▶ [TASK STATEMENT] Repeat exactly the lines that run from the one containing "Read all visible content and emit it as JSON." to the end of the data, and leave out all others.

[Records contained in a dataset]
################

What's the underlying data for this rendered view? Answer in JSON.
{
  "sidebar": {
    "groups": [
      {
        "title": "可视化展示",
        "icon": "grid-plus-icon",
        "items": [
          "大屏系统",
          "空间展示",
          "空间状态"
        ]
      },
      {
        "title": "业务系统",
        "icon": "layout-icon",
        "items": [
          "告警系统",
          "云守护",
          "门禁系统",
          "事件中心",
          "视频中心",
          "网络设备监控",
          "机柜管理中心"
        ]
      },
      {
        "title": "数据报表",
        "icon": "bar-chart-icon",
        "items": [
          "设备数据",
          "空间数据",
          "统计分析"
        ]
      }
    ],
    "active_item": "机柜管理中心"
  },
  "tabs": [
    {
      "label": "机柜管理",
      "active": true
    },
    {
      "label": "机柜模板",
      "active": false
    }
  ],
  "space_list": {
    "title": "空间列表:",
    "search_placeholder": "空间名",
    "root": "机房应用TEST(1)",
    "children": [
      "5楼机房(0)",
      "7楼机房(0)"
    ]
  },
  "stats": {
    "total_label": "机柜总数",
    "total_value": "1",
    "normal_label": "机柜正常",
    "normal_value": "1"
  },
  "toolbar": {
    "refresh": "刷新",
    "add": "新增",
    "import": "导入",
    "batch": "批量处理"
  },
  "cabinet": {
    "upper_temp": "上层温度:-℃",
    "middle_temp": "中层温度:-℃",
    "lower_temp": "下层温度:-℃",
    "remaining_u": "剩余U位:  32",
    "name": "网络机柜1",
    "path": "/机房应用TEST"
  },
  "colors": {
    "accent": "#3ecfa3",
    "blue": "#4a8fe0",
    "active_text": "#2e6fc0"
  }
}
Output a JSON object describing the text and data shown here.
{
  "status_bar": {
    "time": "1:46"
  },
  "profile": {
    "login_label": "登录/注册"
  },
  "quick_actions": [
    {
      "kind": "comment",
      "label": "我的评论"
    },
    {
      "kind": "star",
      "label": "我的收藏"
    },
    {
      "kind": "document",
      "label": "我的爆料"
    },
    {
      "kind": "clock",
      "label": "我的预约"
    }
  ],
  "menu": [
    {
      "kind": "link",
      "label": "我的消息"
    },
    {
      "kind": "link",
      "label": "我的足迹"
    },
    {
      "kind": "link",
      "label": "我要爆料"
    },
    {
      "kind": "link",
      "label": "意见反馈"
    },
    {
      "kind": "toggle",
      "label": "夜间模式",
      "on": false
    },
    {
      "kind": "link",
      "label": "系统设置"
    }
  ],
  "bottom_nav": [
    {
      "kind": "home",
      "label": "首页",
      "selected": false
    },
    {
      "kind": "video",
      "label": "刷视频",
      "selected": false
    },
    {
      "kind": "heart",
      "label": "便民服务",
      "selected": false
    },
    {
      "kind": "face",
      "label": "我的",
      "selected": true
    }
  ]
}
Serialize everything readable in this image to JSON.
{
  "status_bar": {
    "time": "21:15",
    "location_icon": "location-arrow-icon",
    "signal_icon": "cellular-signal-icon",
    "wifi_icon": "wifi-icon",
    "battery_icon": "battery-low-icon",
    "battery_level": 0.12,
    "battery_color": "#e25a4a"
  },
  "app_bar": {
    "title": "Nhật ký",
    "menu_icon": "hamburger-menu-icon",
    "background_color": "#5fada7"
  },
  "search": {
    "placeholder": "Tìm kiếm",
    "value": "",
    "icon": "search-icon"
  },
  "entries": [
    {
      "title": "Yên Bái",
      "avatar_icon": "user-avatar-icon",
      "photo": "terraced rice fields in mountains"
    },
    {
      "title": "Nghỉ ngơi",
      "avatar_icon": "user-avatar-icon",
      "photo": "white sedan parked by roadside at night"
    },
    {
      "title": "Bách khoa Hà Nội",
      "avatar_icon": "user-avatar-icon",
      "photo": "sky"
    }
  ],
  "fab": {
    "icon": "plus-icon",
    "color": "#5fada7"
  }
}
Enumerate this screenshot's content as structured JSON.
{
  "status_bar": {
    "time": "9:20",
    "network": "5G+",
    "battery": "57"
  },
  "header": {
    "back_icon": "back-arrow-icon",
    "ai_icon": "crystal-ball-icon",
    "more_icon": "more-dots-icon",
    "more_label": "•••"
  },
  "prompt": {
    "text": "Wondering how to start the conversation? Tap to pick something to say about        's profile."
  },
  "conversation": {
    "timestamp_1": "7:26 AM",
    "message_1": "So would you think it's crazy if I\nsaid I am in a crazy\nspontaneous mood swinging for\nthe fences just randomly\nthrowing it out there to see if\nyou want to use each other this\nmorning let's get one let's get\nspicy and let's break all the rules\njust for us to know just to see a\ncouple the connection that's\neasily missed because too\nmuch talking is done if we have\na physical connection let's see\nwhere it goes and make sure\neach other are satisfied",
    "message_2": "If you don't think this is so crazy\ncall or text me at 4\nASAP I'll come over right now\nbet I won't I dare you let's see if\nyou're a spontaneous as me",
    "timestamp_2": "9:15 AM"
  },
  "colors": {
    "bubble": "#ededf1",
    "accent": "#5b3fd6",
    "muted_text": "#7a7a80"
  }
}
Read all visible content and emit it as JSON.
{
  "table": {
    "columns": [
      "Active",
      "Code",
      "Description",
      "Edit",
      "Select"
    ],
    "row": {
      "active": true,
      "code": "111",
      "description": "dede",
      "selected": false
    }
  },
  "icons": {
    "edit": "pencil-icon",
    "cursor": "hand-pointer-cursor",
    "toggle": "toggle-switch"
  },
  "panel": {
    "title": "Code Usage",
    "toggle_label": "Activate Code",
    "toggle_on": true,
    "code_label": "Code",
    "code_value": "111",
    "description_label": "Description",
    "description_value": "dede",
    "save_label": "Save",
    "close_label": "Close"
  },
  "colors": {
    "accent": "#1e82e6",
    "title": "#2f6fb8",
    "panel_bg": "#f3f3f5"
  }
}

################

▶ [EXERCISE RESPONSE]
Read all visible content and emit it as JSON.
{
  "table": {
    "columns": [
      "Active",
      "Code",
      "Description",
      "Edit",
      "Select"
    ],
    "row": {
      "active": true,
      "code": "111",
      "description": "dede",
      "selected": false
    }
  },
  "icons": {
    "edit": "pencil-icon",
    "cursor": "hand-pointer-cursor",
    "toggle": "toggle-switch"
  },
  "panel": {
    "title": "Code Usage",
    "toggle_label": "Activate Code",
    "toggle_on": true,
    "code_label": "Code",
    "code_value": "111",
    "description_label": "Description",
    "description_value": "dede",
    "save_label": "Save",
    "close_label": "Close"
  },
  "colors": {
    "accent": "#1e82e6",
    "title": "#2f6fb8",
    "panel_bg": "#f3f3f5"
  }
}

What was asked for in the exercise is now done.